About the author
Florence Hightower wrote six children’s books, all loosely based on her life. One was a horse book, describing the exploits of Maggie Armistead as she battles with her family’s chronic shortage of money. Whether Florence Hightower ever experienced the Depression as sharply as Maggie I don’t know; she was born in Boston, grew up in nearby Concord, and graduated from Vassar College in 1937, which suggests there was at least enough money to send her to a good college. She married a professor of Chinese, J R Hightower, and they spent some time in China. She had four children.
Finding the book
The book is reasonably easy to find in all its printings, though I have noticed the Puffin paperback is getting more expensive now.
Links and sources
Dustjacket of the American printing of Dark Horse of Woodfield

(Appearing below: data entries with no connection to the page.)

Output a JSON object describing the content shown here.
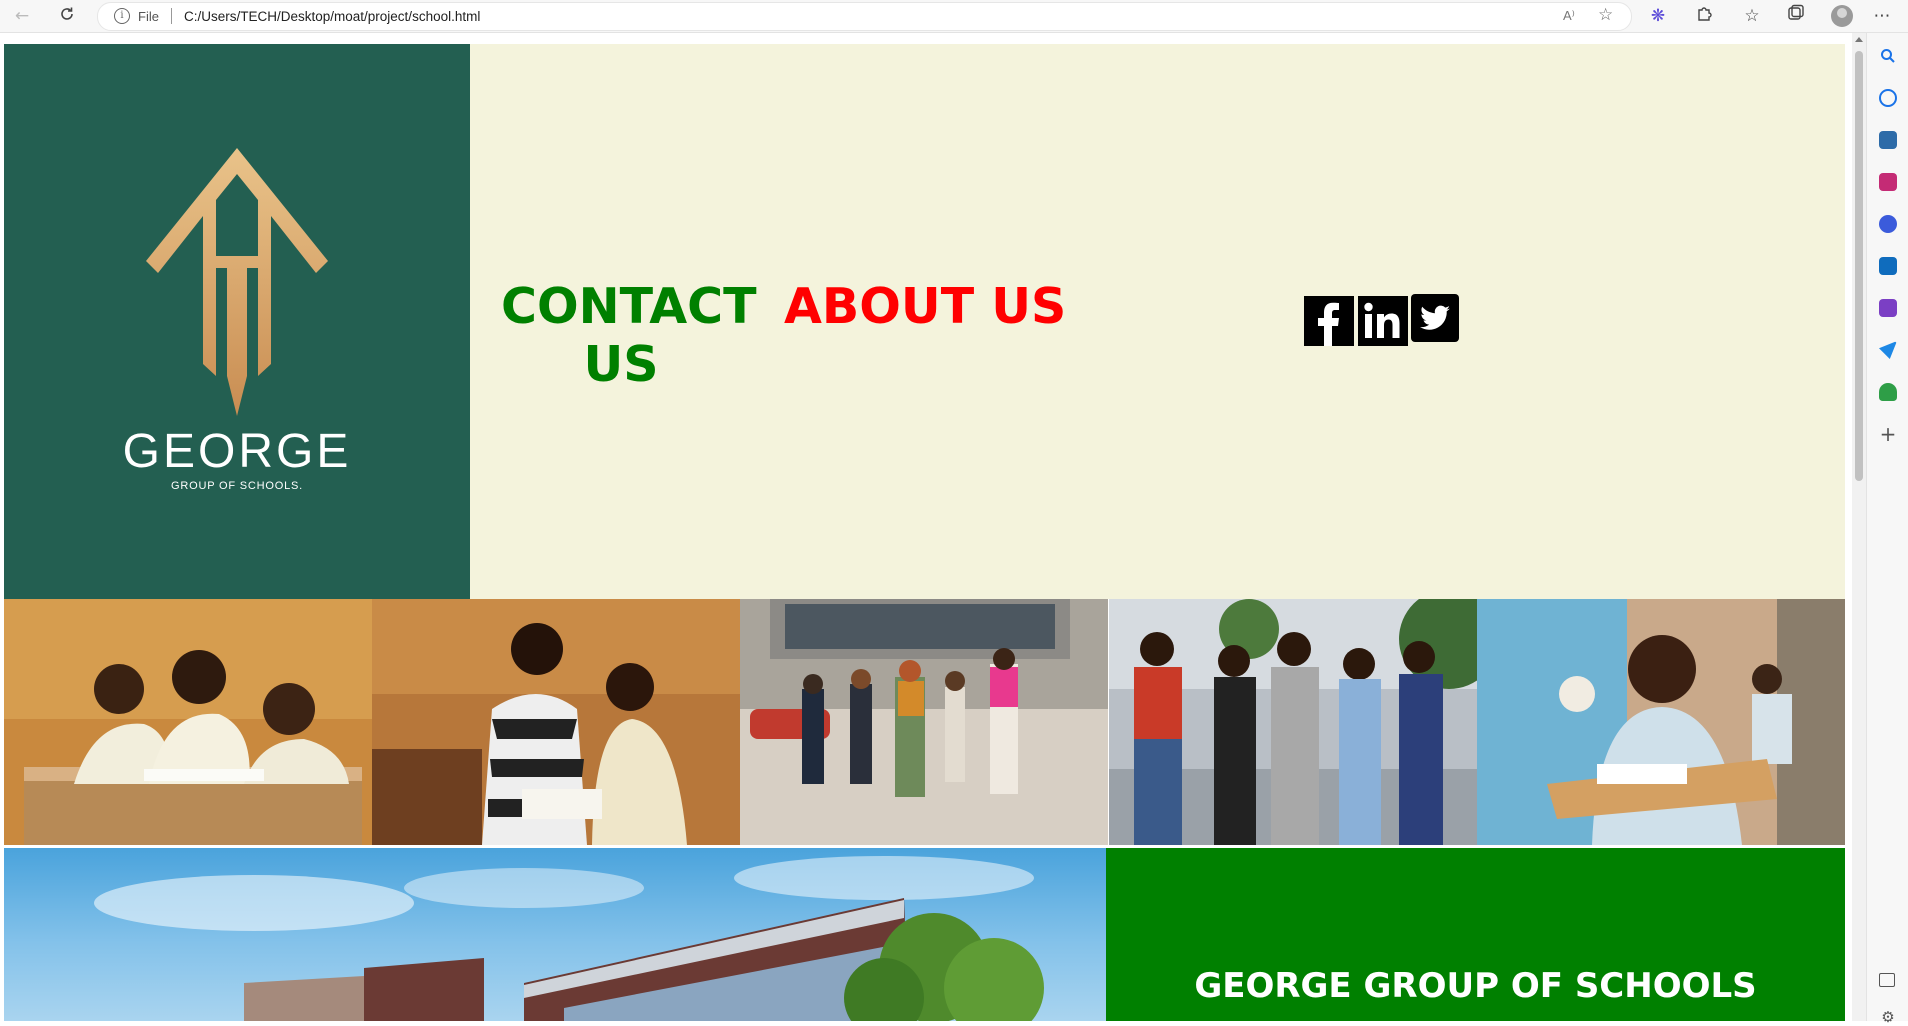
{
  "browser": {
    "file_label": "File",
    "url": "C:/Users/TECH/Desktop/moat/project/school.html",
    "read_aloud_label": "A⁾"
  },
  "hero": {
    "logo_name": "GEORGE",
    "logo_tagline": "GROUP OF SCHOOLS.",
    "contact_label": "CONTACT US",
    "about_label": "ABOUT US",
    "social_icons": [
      "facebook-icon",
      "linkedin-icon",
      "twitter-icon"
    ]
  },
  "gallery": {
    "photos": [
      "students-reading-photo",
      "teacher-and-pupil-photo",
      "students-walking-to-school-photo",
      "university-students-photo",
      "smiling-schoolboy-photo"
    ]
  },
  "banner": {
    "title": "GEORGE GROUP OF SCHOOLS"
  },
  "colors": {
    "logo_panel": "#235f51",
    "hero_background": "#f4f3dc",
    "contact": "#008000",
    "about": "#ff0000",
    "banner": "#008000"
  }
}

A review of Dark Horse of Woodfield on the Ponymad Booklovers blog
A biographical snippet on Goodreads
Bibliography (horse books only)
Dark Horse of Woodfield

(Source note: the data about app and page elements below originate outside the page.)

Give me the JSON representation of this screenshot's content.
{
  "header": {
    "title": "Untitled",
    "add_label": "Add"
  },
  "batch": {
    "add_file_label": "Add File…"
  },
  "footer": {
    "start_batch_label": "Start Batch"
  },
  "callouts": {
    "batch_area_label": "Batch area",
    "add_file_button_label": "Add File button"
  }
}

Houghton Mifflin, New York, 1962, Illus Josh Tolford
Macdonald, London, 1964, 176 pp. Illus A H Eisner
Puffin Books, London, pb, 1973, illus A H Eisner
Set in the 1930s, during the Depression, the Armistead family is desperately short of money, having lost most of it. They are still living at Woodfield, but most of their famous
horses have been sold. Maggie wants to enter her mare, Stardust, in the Unior Hunter Stakes, but she knows she has to make the entry money herself. The one member of
the Woodfields who wasn’t keen on horses was Great-Uncle Wally, a poet. Maggie thinks she might be able to make money by winning an essay prize, and to her surprise, she finds Great-Uncle Wally has a lot to teach her.